● **Task instructions**
This calls for a verbatim copy of all the data, with no images carried over.

(App and web page records)
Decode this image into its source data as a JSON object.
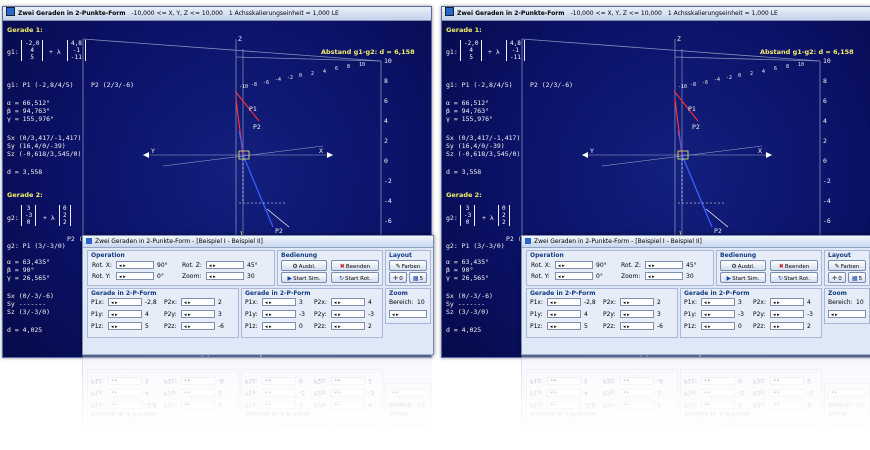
{
  "main_window": {
    "title": "Zwei Geraden in 2-Punkte-Form",
    "range_info": "-10,000 <= X, Y, Z <= 10,000",
    "scale_info": "1 Achsskalierungseinheit = 1,000 LE"
  },
  "info": {
    "gerade1_title": "Gerade 1:",
    "g1_label": "g1:",
    "g1_vec1": [
      "-2,0",
      "4",
      "5"
    ],
    "plus_lambda": "+ λ",
    "g1_vec2": [
      "4,8",
      "-1",
      "-11"
    ],
    "g1_points": "g1: P1 (-2,8/4/5)",
    "p2_label": "P2 (2/3/-6)",
    "alpha": "α = 66,512°",
    "beta": "β = 94,763°",
    "gamma": "γ = 155,976°",
    "sx1": "Sx (0/3,417/-1,417)",
    "sy1": "Sy (16,4/0/-39)",
    "sz1": "Sz (-0,618/3,545/0)",
    "d1": "d = 3,558",
    "gerade2_title": "Gerade 2:",
    "g2_label": "g2:",
    "g2_vec1": [
      "3",
      "-3",
      "0"
    ],
    "g2_vec2": [
      "0",
      "2",
      "2"
    ],
    "g2_points": "g2: P1 (3/-3/0)",
    "g2_points_right": "P2 (3/-1/2)",
    "alpha2": "α = 63,435°",
    "beta2": "β = 90°",
    "gamma2": "γ = 26,565°",
    "sx2": "Sx (0/-3/-6)",
    "sy2": "Sy -------",
    "sz2": "Sz (3/-3/0)",
    "d2": "d = 4,025"
  },
  "plot": {
    "abstand": "Abstand g1-g2: d = 6,158",
    "axis_x": "X",
    "axis_y": "Y",
    "axis_z": "Z",
    "p1": "P1",
    "p2": "P2",
    "p2b": "P2",
    "ticks_z": [
      "10",
      "8",
      "6",
      "4",
      "2",
      "0",
      "-2",
      "-4",
      "-6",
      "-8"
    ],
    "ticks_x": [
      "-10",
      "-8",
      "-6",
      "-4",
      "-2",
      "0",
      "2",
      "4",
      "6",
      "8",
      "10"
    ],
    "line_colors": {
      "g1": "#ff3030",
      "g2": "#3a5cff",
      "aux": "#ffffff"
    }
  },
  "dialog": {
    "title": "Zwei Geraden in 2-Punkte-Form - [Beispiel I - Beispiel II]",
    "operation": {
      "header": "Operation",
      "rotx_label": "Rot. X:",
      "rotx_value": "90°",
      "roty_label": "Rot. Y:",
      "roty_value": "0°",
      "rotz_label": "Rot. Z:",
      "rotz_value": "45°",
      "zoom_label": "Zoom:",
      "zoom_value": "30"
    },
    "bedienung": {
      "header": "Bedienung",
      "ausbl": "Ausbl.",
      "beenden": "Beenden",
      "start_sim": "Start Sim.",
      "start_rot": "Start Rot."
    },
    "layout": {
      "header": "Layout",
      "farben": "Farben",
      "btn_a": "0",
      "btn_b": "5"
    },
    "zoom": {
      "header": "Zoom",
      "bereich_label": "Bereich:",
      "bereich_value": "10"
    },
    "g1": {
      "header": "Gerade in 2-P-Form",
      "rows": [
        {
          "l1": "P1x:",
          "v1": "-2,8",
          "l2": "P2x:",
          "v2": "2"
        },
        {
          "l1": "P1y:",
          "v1": "4",
          "l2": "P2y:",
          "v2": "3"
        },
        {
          "l1": "P1z:",
          "v1": "5",
          "l2": "P2z:",
          "v2": "-6"
        }
      ]
    },
    "g2": {
      "header": "Gerade in 2-P-Form",
      "rows": [
        {
          "l1": "P1x:",
          "v1": "3",
          "l2": "P2x:",
          "v2": "4"
        },
        {
          "l1": "P1y:",
          "v1": "-3",
          "l2": "P2y:",
          "v2": "-3"
        },
        {
          "l1": "P1z:",
          "v1": "0",
          "l2": "P2z:",
          "v2": "2"
        }
      ]
    }
  }
}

● **Completed task**
Decode this image into its source data as a JSON object.
{
  "main_window": {
    "title": "Zwei Geraden in 2-Punkte-Form",
    "range_info": "-10,000 <= X, Y, Z <= 10,000",
    "scale_info": "1 Achsskalierungseinheit = 1,000 LE"
  },
  "info": {
    "gerade1_title": "Gerade 1:",
    "g1_label": "g1:",
    "g1_vec1": [
      "-2,0",
      "4",
      "5"
    ],
    "plus_lambda": "+ λ",
    "g1_vec2": [
      "4,8",
      "-1",
      "-11"
    ],
    "g1_points": "g1: P1 (-2,8/4/5)",
    "p2_label": "P2 (2/3/-6)",
    "alpha": "α = 66,512°",
    "beta": "β = 94,763°",
    "gamma": "γ = 155,976°",
    "sx1": "Sx (0/3,417/-1,417)",
    "sy1": "Sy (16,4/0/-39)",
    "sz1": "Sz (-0,618/3,545/0)",
    "d1": "d = 3,558",
    "gerade2_title": "Gerade 2:",
    "g2_label": "g2:",
    "g2_vec1": [
      "3",
      "-3",
      "0"
    ],
    "g2_vec2": [
      "0",
      "2",
      "2"
    ],
    "g2_points": "g2: P1 (3/-3/0)",
    "g2_points_right": "P2 (3/-1/2)",
    "alpha2": "α = 63,435°",
    "beta2": "β = 90°",
    "gamma2": "γ = 26,565°",
    "sx2": "Sx (0/-3/-6)",
    "sy2": "Sy -------",
    "sz2": "Sz (3/-3/0)",
    "d2": "d = 4,025"
  },
  "plot": {
    "abstand": "Abstand g1-g2: d = 6,158",
    "axis_x": "X",
    "axis_y": "Y",
    "axis_z": "Z",
    "p1": "P1",
    "p2": "P2",
    "p2b": "P2",
    "ticks_z": [
      "10",
      "8",
      "6",
      "4",
      "2",
      "0",
      "-2",
      "-4",
      "-6",
      "-8"
    ],
    "ticks_x": [
      "-10",
      "-8",
      "-6",
      "-4",
      "-2",
      "0",
      "2",
      "4",
      "6",
      "8",
      "10"
    ],
    "line_colors": {
      "g1": "#ff3030",
      "g2": "#3a5cff",
      "aux": "#ffffff"
    }
  },
  "dialog": {
    "title": "Zwei Geraden in 2-Punkte-Form - [Beispiel I - Beispiel II]",
    "operation": {
      "header": "Operation",
      "rotx_label": "Rot. X:",
      "rotx_value": "90°",
      "roty_label": "Rot. Y:",
      "roty_value": "0°",
      "rotz_label": "Rot. Z:",
      "rotz_value": "45°",
      "zoom_label": "Zoom:",
      "zoom_value": "30"
    },
    "bedienung": {
      "header": "Bedienung",
      "ausbl": "Ausbl.",
      "beenden": "Beenden",
      "start_sim": "Start Sim.",
      "start_rot": "Start Rot."
    },
    "layout": {
      "header": "Layout",
      "farben": "Farben",
      "btn_a": "0",
      "btn_b": "5"
    },
    "zoom": {
      "header": "Zoom",
      "bereich_label": "Bereich:",
      "bereich_value": "10"
    },
    "g1": {
      "header": "Gerade in 2-P-Form",
      "rows": [
        {
          "l1": "P1x:",
          "v1": "-2,8",
          "l2": "P2x:",
          "v2": "2"
        },
        {
          "l1": "P1y:",
          "v1": "4",
          "l2": "P2y:",
          "v2": "3"
        },
        {
          "l1": "P1z:",
          "v1": "5",
          "l2": "P2z:",
          "v2": "-6"
        }
      ]
    },
    "g2": {
      "header": "Gerade in 2-P-Form",
      "rows": [
        {
          "l1": "P1x:",
          "v1": "3",
          "l2": "P2x:",
          "v2": "4"
        },
        {
          "l1": "P1y:",
          "v1": "-3",
          "l2": "P2y:",
          "v2": "-3"
        },
        {
          "l1": "P1z:",
          "v1": "0",
          "l2": "P2z:",
          "v2": "2"
        }
      ]
    }
  }
}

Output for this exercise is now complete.